A dispute over whether a 40-year-old elm tree on Lee Street in Old Town Alexandria should be cut down may be settled this week by City Manager Vola Lawson.
It is the first time in at least 10 years that a neighborhood battle over a tree has risen to the level of the city manager. "The significance of that tree and the importance the city places on preservation of trees in the city make this an important matter and that's why the city manager is deciding on it," said Tom Brannan, assistant city manager.
The problems began in the fall when James and Bonnye Manfredi decided to brick in their front yard to make a parking pad for their two-story brick town house at 728 S. Lee St.
The Manfredis asked the neighbors living on either side of them to sign a document saying they approved of the plan. The plan required the city to make a curb cut next to a 40-year-old American elm tree that stands on public property between the street and a sidewalk at the left side of the property.
"When we asked our neighbors for approval of the curb cut, we planned to keep the tree, but then the city staff told us the curb cut would cause major damage to the tree's roots and the tree would have to be cut down," Bonnye Manfredi said.
The Manfredis paid the city $2,000 for the planned curb cut and $850 for the planned tree removal. However, when their next-door neighbors, Betty Mattox and George Morgan, saw a large "X" painted on the tree in December, they demanded their signatures be withdrawn because they did not approve of the tree's removal.
"I don't want that beautiful tree cut down," said Mattox, whose family has owned the town house next to the Manfredis since 1945.
"We had gotten all of our proper permits before our neighbors ever started complaining," Bonnye Manfredi said.
Bonnye Manfredi said the tree "is not healthy and leaks some kind of sap.
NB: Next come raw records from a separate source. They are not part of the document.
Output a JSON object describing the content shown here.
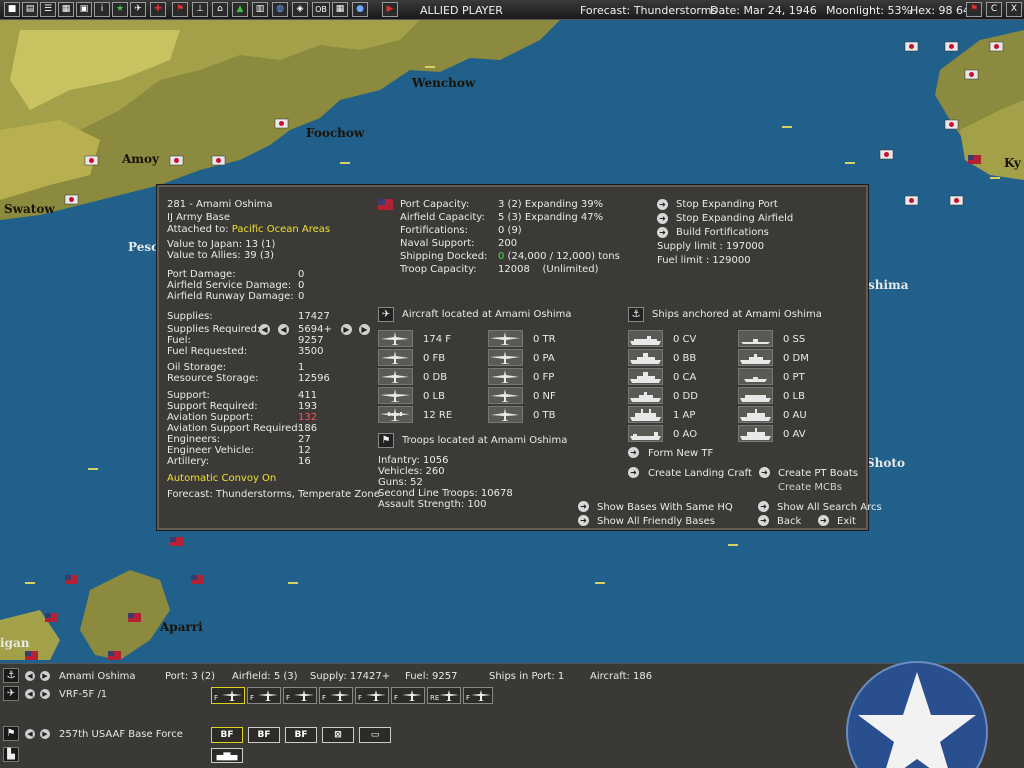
{
  "topbar": {
    "player": "ALLIED PLAYER",
    "forecast": "Forecast: Thunderstorms",
    "date": "Date: Mar 24, 1946",
    "moonlight": "Moonlight: 53%",
    "hex": "Hex: 98 64",
    "buttons": [
      "turn-icon",
      "doc-icon",
      "list-icon",
      "map-icon",
      "info-icon",
      "star-icon",
      "plane-icon",
      "ship-icon",
      "flag-icon",
      "sub-icon",
      "base-icon",
      "terrain-icon",
      "base-list-icon",
      "globe-icon",
      "shield-icon",
      "ob-icon",
      "report-icon",
      "chat-icon",
      "end-turn-icon"
    ],
    "ob_label": "OB",
    "right_c": "C",
    "right_x": "X"
  },
  "map_labels": {
    "wenchow": "Wenchow",
    "foochow": "Foochow",
    "amoy": "Amoy",
    "swatow": "Swatow",
    "pesc": "Pesc",
    "oshima": "shima",
    "shoto": "Shoto",
    "aparri": "Aparri",
    "igan": "igan",
    "ky": "Ky"
  },
  "panel": {
    "base_id": "281 - Amami Oshima",
    "base_type": "IJ Army Base",
    "attached_label": "Attached to:",
    "attached_value": "Pacific Ocean Areas",
    "value_japan": "Value to Japan: 13 (1)",
    "value_allies": "Value to Allies: 39 (3)",
    "damage": [
      {
        "label": "Port Damage:",
        "value": "0"
      },
      {
        "label": "Airfield Service Damage:",
        "value": "0"
      },
      {
        "label": "Airfield Runway Damage:",
        "value": "0"
      }
    ],
    "supplies_label": "Supplies:",
    "supplies_value": "17427",
    "supplies_req_label": "Supplies Required:",
    "supplies_req_value": "5694+",
    "fuel_label": "Fuel:",
    "fuel_value": "9257",
    "fuel_req_label": "Fuel Requested:",
    "fuel_req_value": "3500",
    "oil_label": "Oil Storage:",
    "oil_value": "1",
    "resource_label": "Resource Storage:",
    "resource_value": "12596",
    "support": [
      {
        "label": "Support:",
        "value": "411"
      },
      {
        "label": "Support Required:",
        "value": "193"
      },
      {
        "label": "Aviation Support:",
        "value": "132"
      },
      {
        "label": "Aviation Support Required:",
        "value": "186"
      },
      {
        "label": "Engineers:",
        "value": "27"
      },
      {
        "label": "Engineer Vehicle:",
        "value": "12"
      },
      {
        "label": "Artillery:",
        "value": "16"
      }
    ],
    "convoy": "Automatic Convoy On",
    "forecast": "Forecast: Thunderstorms, Temperate Zone",
    "capacity": [
      {
        "label": "Port Capacity:",
        "value": "3 (2) Expanding 39%"
      },
      {
        "label": "Airfield Capacity:",
        "value": "5 (3) Expanding 47%"
      },
      {
        "label": "Fortifications:",
        "value": "0 (9)"
      },
      {
        "label": "Naval Support:",
        "value": "200"
      },
      {
        "label": "Shipping Docked:",
        "value_green": "0",
        "value": " (24,000 / 12,000) tons"
      },
      {
        "label": "Troop Capacity:",
        "value": "12008    (Unlimited)"
      }
    ],
    "actions_right": {
      "stop_port": "Stop Expanding Port",
      "stop_airfield": "Stop Expanding Airfield",
      "build_fort": "Build Fortifications",
      "supply_limit": "Supply limit : 197000",
      "fuel_limit": "Fuel limit : 129000"
    },
    "aircraft_header": "Aircraft located at Amami Oshima",
    "aircraft_left": [
      {
        "value": "174 F"
      },
      {
        "value": "0 FB"
      },
      {
        "value": "0 DB"
      },
      {
        "value": "0 LB"
      },
      {
        "value": "12 RE"
      }
    ],
    "aircraft_right": [
      {
        "value": "0 TR"
      },
      {
        "value": "0 PA"
      },
      {
        "value": "0 FP"
      },
      {
        "value": "0 NF"
      },
      {
        "value": "0 TB"
      }
    ],
    "ships_header": "Ships anchored at Amami Oshima",
    "ships_left": [
      {
        "value": "0 CV"
      },
      {
        "value": "0 BB"
      },
      {
        "value": "0 CA"
      },
      {
        "value": "0 DD"
      },
      {
        "value": "1 AP"
      },
      {
        "value": "0 AO"
      }
    ],
    "ships_right": [
      {
        "value": "0 SS"
      },
      {
        "value": "0 DM"
      },
      {
        "value": "0 PT"
      },
      {
        "value": "0 LB"
      },
      {
        "value": "0 AU"
      },
      {
        "value": "0 AV"
      }
    ],
    "troops_header": "Troops located at Amami Oshima",
    "troops": [
      "Infantry: 1056",
      "Vehicles: 260",
      "Guns: 52",
      "Second Line Troops: 10678",
      "Assault Strength: 100"
    ],
    "form_tf": "Form New TF",
    "create_landing": "Create Landing Craft",
    "create_pt": "Create PT Boats",
    "create_mcb": "Create MCBs",
    "show_same_hq": "Show Bases With Same HQ",
    "show_friendly": "Show All Friendly Bases",
    "show_arcs": "Show All Search Arcs",
    "back": "Back",
    "exit": "Exit"
  },
  "bottom": {
    "base_name": "Amami Oshima",
    "port": "Port: 3 (2)",
    "airfield": "Airfield: 5 (3)",
    "supply": "Supply: 17427+",
    "fuel": "Fuel: 9257",
    "ships_in_port": "Ships in Port: 1",
    "aircraft": "Aircraft: 186",
    "air_unit": "VRF-5F /1",
    "air_slots": [
      "F",
      "F",
      "F",
      "F",
      "F",
      "F",
      "RE",
      "F"
    ],
    "ground_unit": "257th USAAF Base Force",
    "ground_slots": [
      "BF",
      "BF",
      "BF"
    ]
  }
}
It's just awful and it's tearing up the sidewalk where the roots are."
Said city arborist Jennifer Hollings, "The tree is in very good health."
Lawson is expected to decide this week after conferring with Hollings, the city attorney and the Department of Transportation and Environmental Services.